→ TO DO: Each entry that follows is to be duplicated exactly, without its images.

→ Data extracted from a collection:
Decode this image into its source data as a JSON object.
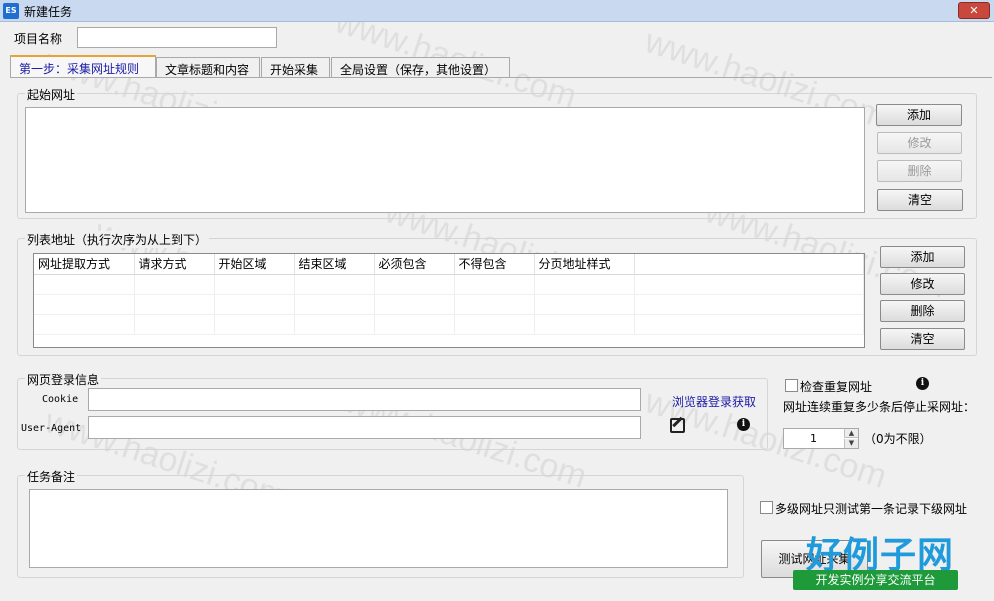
{
  "window": {
    "title": "新建任务",
    "app_badge": "ES",
    "close_glyph": "✕"
  },
  "project": {
    "label": "项目名称",
    "value": ""
  },
  "tabs": [
    {
      "label": "第一步：采集网址规则"
    },
    {
      "label": "文章标题和内容"
    },
    {
      "label": "开始采集"
    },
    {
      "label": "全局设置（保存，其他设置）"
    }
  ],
  "start_urls": {
    "title": "起始网址",
    "buttons": {
      "add": "添加",
      "edit": "修改",
      "delete": "删除",
      "clear": "清空"
    }
  },
  "list_urls": {
    "title": "列表地址（执行次序为从上到下）",
    "columns": [
      "网址提取方式",
      "请求方式",
      "开始区域",
      "结束区域",
      "必须包含",
      "不得包含",
      "分页地址样式"
    ],
    "buttons": {
      "add": "添加",
      "edit": "修改",
      "delete": "删除",
      "clear": "清空"
    }
  },
  "login": {
    "title": "网页登录信息",
    "cookie_label": "Cookie",
    "cookie_value": "",
    "ua_label": "User-Agent",
    "ua_value": "",
    "browser_link": "浏览器登录获取"
  },
  "dedupe": {
    "check_label": "检查重复网址",
    "stop_label": "网址连续重复多少条后停止采网址：",
    "stop_value": "1",
    "hint": "（0为不限）"
  },
  "notes": {
    "title": "任务备注",
    "value": ""
  },
  "multi_level": {
    "label": "多级网址只测试第一条记录下级网址"
  },
  "test_button": {
    "label": "测试网址采集"
  },
  "branding": {
    "big": "好例子网",
    "small": "开发实例分享交流平台",
    "watermark": "www.haolizi.com"
  }
}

→ YOUR SOLUTION:
Decode this image into its source data as a JSON object.
{
  "window": {
    "title": "新建任务",
    "app_badge": "ES",
    "close_glyph": "✕"
  },
  "project": {
    "label": "项目名称",
    "value": ""
  },
  "tabs": [
    {
      "label": "第一步：采集网址规则"
    },
    {
      "label": "文章标题和内容"
    },
    {
      "label": "开始采集"
    },
    {
      "label": "全局设置（保存，其他设置）"
    }
  ],
  "start_urls": {
    "title": "起始网址",
    "buttons": {
      "add": "添加",
      "edit": "修改",
      "delete": "删除",
      "clear": "清空"
    }
  },
  "list_urls": {
    "title": "列表地址（执行次序为从上到下）",
    "columns": [
      "网址提取方式",
      "请求方式",
      "开始区域",
      "结束区域",
      "必须包含",
      "不得包含",
      "分页地址样式"
    ],
    "buttons": {
      "add": "添加",
      "edit": "修改",
      "delete": "删除",
      "clear": "清空"
    }
  },
  "login": {
    "title": "网页登录信息",
    "cookie_label": "Cookie",
    "cookie_value": "",
    "ua_label": "User-Agent",
    "ua_value": "",
    "browser_link": "浏览器登录获取"
  },
  "dedupe": {
    "check_label": "检查重复网址",
    "stop_label": "网址连续重复多少条后停止采网址：",
    "stop_value": "1",
    "hint": "（0为不限）"
  },
  "notes": {
    "title": "任务备注",
    "value": ""
  },
  "multi_level": {
    "label": "多级网址只测试第一条记录下级网址"
  },
  "test_button": {
    "label": "测试网址采集"
  },
  "branding": {
    "big": "好例子网",
    "small": "开发实例分享交流平台",
    "watermark": "www.haolizi.com"
  }
}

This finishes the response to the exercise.